= WHAT NEEDS TO BE DONE =
In your copy, include no images, and write out every entry below exactly as it stands.

+-------+

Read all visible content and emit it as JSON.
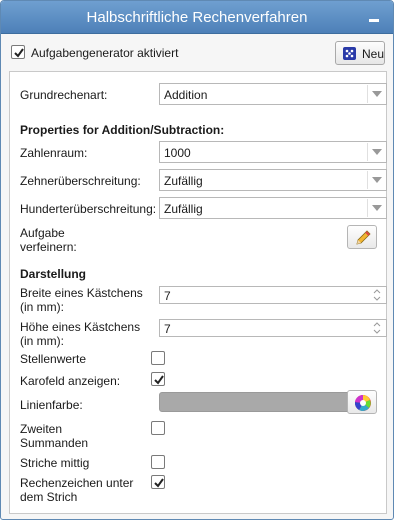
{
  "window": {
    "title": "Halbschriftliche Rechenverfahren"
  },
  "generator": {
    "label": "Aufgabengenerator aktiviert",
    "checked": true,
    "new_button": "Neu"
  },
  "grundrechenart": {
    "label": "Grundrechenart:",
    "value": "Addition"
  },
  "properties_heading": "Properties for Addition/Subtraction:",
  "zahlenraum": {
    "label": "Zahlenraum:",
    "value": "1000"
  },
  "zehner": {
    "label": "Zehnerüberschreitung:",
    "value": "Zufällig"
  },
  "hunderter": {
    "label": "Hunderterüberschreitung:",
    "value": "Zufällig"
  },
  "verfeinern": {
    "label": "Aufgabe verfeinern:"
  },
  "darstellung_heading": "Darstellung",
  "breite": {
    "label": "Breite eines Kästchens (in mm):",
    "value": "7"
  },
  "hoehe": {
    "label": "Höhe eines Kästchens (in mm):",
    "value": "7"
  },
  "stellenwerte": {
    "label": "Stellenwerte",
    "checked": false
  },
  "karofeld": {
    "label": "Karofeld anzeigen:",
    "checked": true
  },
  "linienfarbe": {
    "label": "Linienfarbe:",
    "color": "#a9a9a9"
  },
  "zweiten": {
    "label": "Zweiten Summanden",
    "checked": false
  },
  "striche": {
    "label": "Striche mittig",
    "checked": false
  },
  "rechenzeichen": {
    "label": "Rechenzeichen unter dem Strich",
    "checked": true
  },
  "colors": {
    "title_bar": "#5a8cc4",
    "accent_border": "#5f89b3"
  }
}
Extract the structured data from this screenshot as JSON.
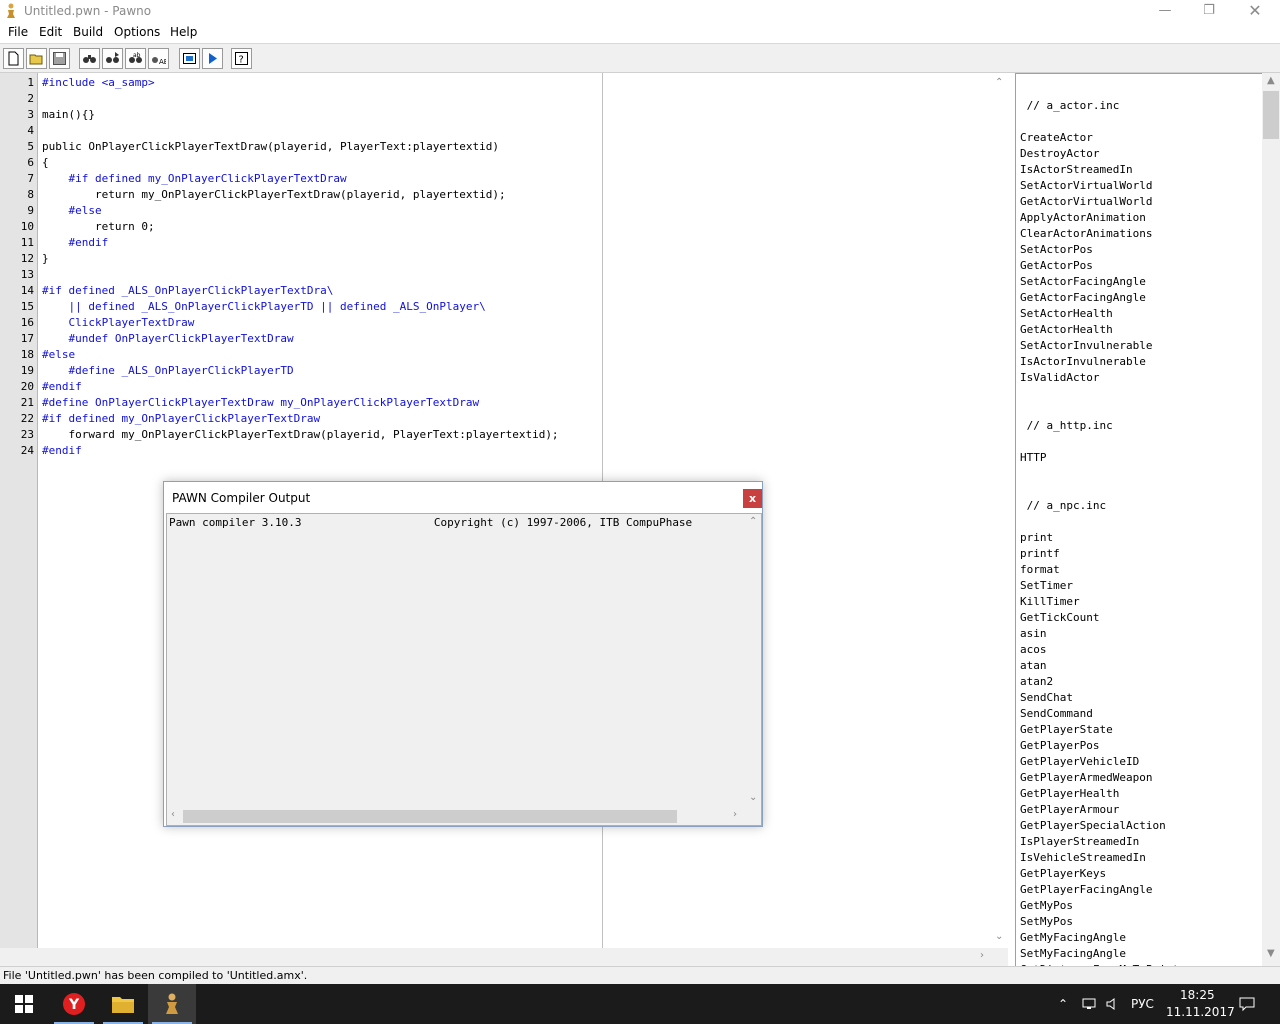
{
  "window": {
    "title": "Untitled.pwn - Pawno"
  },
  "menu": [
    "File",
    "Edit",
    "Build",
    "Options",
    "Help"
  ],
  "toolbar": {
    "icons": [
      "new-file-icon",
      "open-folder-icon",
      "save-icon",
      "find-icon",
      "find-next-icon",
      "replace-icon",
      "goto-line-icon",
      "compile-icon",
      "run-icon",
      "help-icon"
    ]
  },
  "editor": {
    "line_numbers": [
      "1",
      "2",
      "3",
      "4",
      "5",
      "6",
      "7",
      "8",
      "9",
      "10",
      "11",
      "12",
      "13",
      "14",
      "15",
      "16",
      "17",
      "18",
      "19",
      "20",
      "21",
      "22",
      "23",
      "24"
    ],
    "lines": [
      "#include <a_samp>",
      "",
      "main(){}",
      "",
      "public OnPlayerClickPlayerTextDraw(playerid, PlayerText:playertextid)",
      "{",
      "    #if defined my_OnPlayerClickPlayerTextDraw",
      "        return my_OnPlayerClickPlayerTextDraw(playerid, playertextid);",
      "    #else",
      "        return 0;",
      "    #endif",
      "}",
      "",
      "#if defined _ALS_OnPlayerClickPlayerTextDra\\",
      "    || defined _ALS_OnPlayerClickPlayerTD || defined _ALS_OnPlayer\\",
      "    ClickPlayerTextDraw",
      "    #undef OnPlayerClickPlayerTextDraw",
      "#else",
      "    #define _ALS_OnPlayerClickPlayerTD",
      "#endif",
      "#define OnPlayerClickPlayerTextDraw my_OnPlayerClickPlayerTextDraw",
      "#if defined my_OnPlayerClickPlayerTextDraw",
      "    forward my_OnPlayerClickPlayerTextDraw(playerid, PlayerText:playertextid);",
      "#endif"
    ],
    "line_colors": [
      "kw",
      "pl",
      "pl",
      "pl",
      "pl",
      "pl",
      "kw",
      "pl",
      "kw",
      "pl",
      "kw",
      "pl",
      "pl",
      "kw",
      "kw",
      "kw",
      "kw",
      "kw",
      "kw",
      "kw",
      "kw",
      "kw",
      "pl",
      "kw"
    ]
  },
  "function_list": {
    "items": [
      "",
      " // a_actor.inc",
      "",
      "CreateActor",
      "DestroyActor",
      "IsActorStreamedIn",
      "SetActorVirtualWorld",
      "GetActorVirtualWorld",
      "ApplyActorAnimation",
      "ClearActorAnimations",
      "SetActorPos",
      "GetActorPos",
      "SetActorFacingAngle",
      "GetActorFacingAngle",
      "SetActorHealth",
      "GetActorHealth",
      "SetActorInvulnerable",
      "IsActorInvulnerable",
      "IsValidActor",
      "",
      "",
      " // a_http.inc",
      "",
      "HTTP",
      "",
      "",
      " // a_npc.inc",
      "",
      "print",
      "printf",
      "format",
      "SetTimer",
      "KillTimer",
      "GetTickCount",
      "asin",
      "acos",
      "atan",
      "atan2",
      "SendChat",
      "SendCommand",
      "GetPlayerState",
      "GetPlayerPos",
      "GetPlayerVehicleID",
      "GetPlayerArmedWeapon",
      "GetPlayerHealth",
      "GetPlayerArmour",
      "GetPlayerSpecialAction",
      "IsPlayerStreamedIn",
      "IsVehicleStreamedIn",
      "GetPlayerKeys",
      "GetPlayerFacingAngle",
      "GetMyPos",
      "SetMyPos",
      "GetMyFacingAngle",
      "SetMyFacingAngle",
      "GetDistanceFromMeToPoint"
    ]
  },
  "status": {
    "text": "File 'Untitled.pwn' has been compiled to 'Untitled.amx'."
  },
  "compiler_dialog": {
    "title": "PAWN Compiler Output",
    "close_label": "x",
    "output": "Pawn compiler 3.10.3                    Copyright (c) 1997-2006, ITB CompuPhase"
  },
  "taskbar": {
    "apps": [
      "start-icon",
      "yandex-browser-icon",
      "file-explorer-icon",
      "pawno-icon"
    ],
    "language": "РУС",
    "time": "18:25",
    "date": "11.11.2017"
  }
}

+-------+

= ANSWER TO THIS PROBLEM =
Read all visible content and emit it as JSON.
{
  "window": {
    "title": "Halbschriftliche Rechenverfahren"
  },
  "generator": {
    "label": "Aufgabengenerator aktiviert",
    "checked": true,
    "new_button": "Neu"
  },
  "grundrechenart": {
    "label": "Grundrechenart:",
    "value": "Addition"
  },
  "properties_heading": "Properties for Addition/Subtraction:",
  "zahlenraum": {
    "label": "Zahlenraum:",
    "value": "1000"
  },
  "zehner": {
    "label": "Zehnerüberschreitung:",
    "value": "Zufällig"
  },
  "hunderter": {
    "label": "Hunderterüberschreitung:",
    "value": "Zufällig"
  },
  "verfeinern": {
    "label": "Aufgabe verfeinern:"
  },
  "darstellung_heading": "Darstellung",
  "breite": {
    "label": "Breite eines Kästchens (in mm):",
    "value": "7"
  },
  "hoehe": {
    "label": "Höhe eines Kästchens (in mm):",
    "value": "7"
  },
  "stellenwerte": {
    "label": "Stellenwerte",
    "checked": false
  },
  "karofeld": {
    "label": "Karofeld anzeigen:",
    "checked": true
  },
  "linienfarbe": {
    "label": "Linienfarbe:",
    "color": "#a9a9a9"
  },
  "zweiten": {
    "label": "Zweiten Summanden",
    "checked": false
  },
  "striche": {
    "label": "Striche mittig",
    "checked": false
  },
  "rechenzeichen": {
    "label": "Rechenzeichen unter dem Strich",
    "checked": true
  },
  "colors": {
    "title_bar": "#5a8cc4",
    "accent_border": "#5f89b3"
  }
}
Extract the structured data from this screenshot as JSON.
{
  "window": {
    "title": "Untitled.pwn - Pawno"
  },
  "menu": [
    "File",
    "Edit",
    "Build",
    "Options",
    "Help"
  ],
  "toolbar": {
    "icons": [
      "new-file-icon",
      "open-folder-icon",
      "save-icon",
      "find-icon",
      "find-next-icon",
      "replace-icon",
      "goto-line-icon",
      "compile-icon",
      "run-icon",
      "help-icon"
    ]
  },
  "editor": {
    "line_numbers": [
      "1",
      "2",
      "3",
      "4",
      "5",
      "6",
      "7",
      "8",
      "9",
      "10",
      "11",
      "12",
      "13",
      "14",
      "15",
      "16",
      "17",
      "18",
      "19",
      "20",
      "21",
      "22",
      "23",
      "24"
    ],
    "lines": [
      "#include <a_samp>",
      "",
      "main(){}",
      "",
      "public OnPlayerClickPlayerTextDraw(playerid, PlayerText:playertextid)",
      "{",
      "    #if defined my_OnPlayerClickPlayerTextDraw",
      "        return my_OnPlayerClickPlayerTextDraw(playerid, playertextid);",
      "    #else",
      "        return 0;",
      "    #endif",
      "}",
      "",
      "#if defined _ALS_OnPlayerClickPlayerTextDra\\",
      "    || defined _ALS_OnPlayerClickPlayerTD || defined _ALS_OnPlayer\\",
      "    ClickPlayerTextDraw",
      "    #undef OnPlayerClickPlayerTextDraw",
      "#else",
      "    #define _ALS_OnPlayerClickPlayerTD",
      "#endif",
      "#define OnPlayerClickPlayerTextDraw my_OnPlayerClickPlayerTextDraw",
      "#if defined my_OnPlayerClickPlayerTextDraw",
      "    forward my_OnPlayerClickPlayerTextDraw(playerid, PlayerText:playertextid);",
      "#endif"
    ],
    "line_colors": [
      "kw",
      "pl",
      "pl",
      "pl",
      "pl",
      "pl",
      "kw",
      "pl",
      "kw",
      "pl",
      "kw",
      "pl",
      "pl",
      "kw",
      "kw",
      "kw",
      "kw",
      "kw",
      "kw",
      "kw",
      "kw",
      "kw",
      "pl",
      "kw"
    ]
  },
  "function_list": {
    "items": [
      "",
      " // a_actor.inc",
      "",
      "CreateActor",
      "DestroyActor",
      "IsActorStreamedIn",
      "SetActorVirtualWorld",
      "GetActorVirtualWorld",
      "ApplyActorAnimation",
      "ClearActorAnimations",
      "SetActorPos",
      "GetActorPos",
      "SetActorFacingAngle",
      "GetActorFacingAngle",
      "SetActorHealth",
      "GetActorHealth",
      "SetActorInvulnerable",
      "IsActorInvulnerable",
      "IsValidActor",
      "",
      "",
      " // a_http.inc",
      "",
      "HTTP",
      "",
      "",
      " // a_npc.inc",
      "",
      "print",
      "printf",
      "format",
      "SetTimer",
      "KillTimer",
      "GetTickCount",
      "asin",
      "acos",
      "atan",
      "atan2",
      "SendChat",
      "SendCommand",
      "GetPlayerState",
      "GetPlayerPos",
      "GetPlayerVehicleID",
      "GetPlayerArmedWeapon",
      "GetPlayerHealth",
      "GetPlayerArmour",
      "GetPlayerSpecialAction",
      "IsPlayerStreamedIn",
      "IsVehicleStreamedIn",
      "GetPlayerKeys",
      "GetPlayerFacingAngle",
      "GetMyPos",
      "SetMyPos",
      "GetMyFacingAngle",
      "SetMyFacingAngle",
      "GetDistanceFromMeToPoint"
    ]
  },
  "status": {
    "text": "File 'Untitled.pwn' has been compiled to 'Untitled.amx'."
  },
  "compiler_dialog": {
    "title": "PAWN Compiler Output",
    "close_label": "x",
    "output": "Pawn compiler 3.10.3                    Copyright (c) 1997-2006, ITB CompuPhase"
  },
  "taskbar": {
    "apps": [
      "start-icon",
      "yandex-browser-icon",
      "file-explorer-icon",
      "pawno-icon"
    ],
    "language": "РУС",
    "time": "18:25",
    "date": "11.11.2017"
  }
}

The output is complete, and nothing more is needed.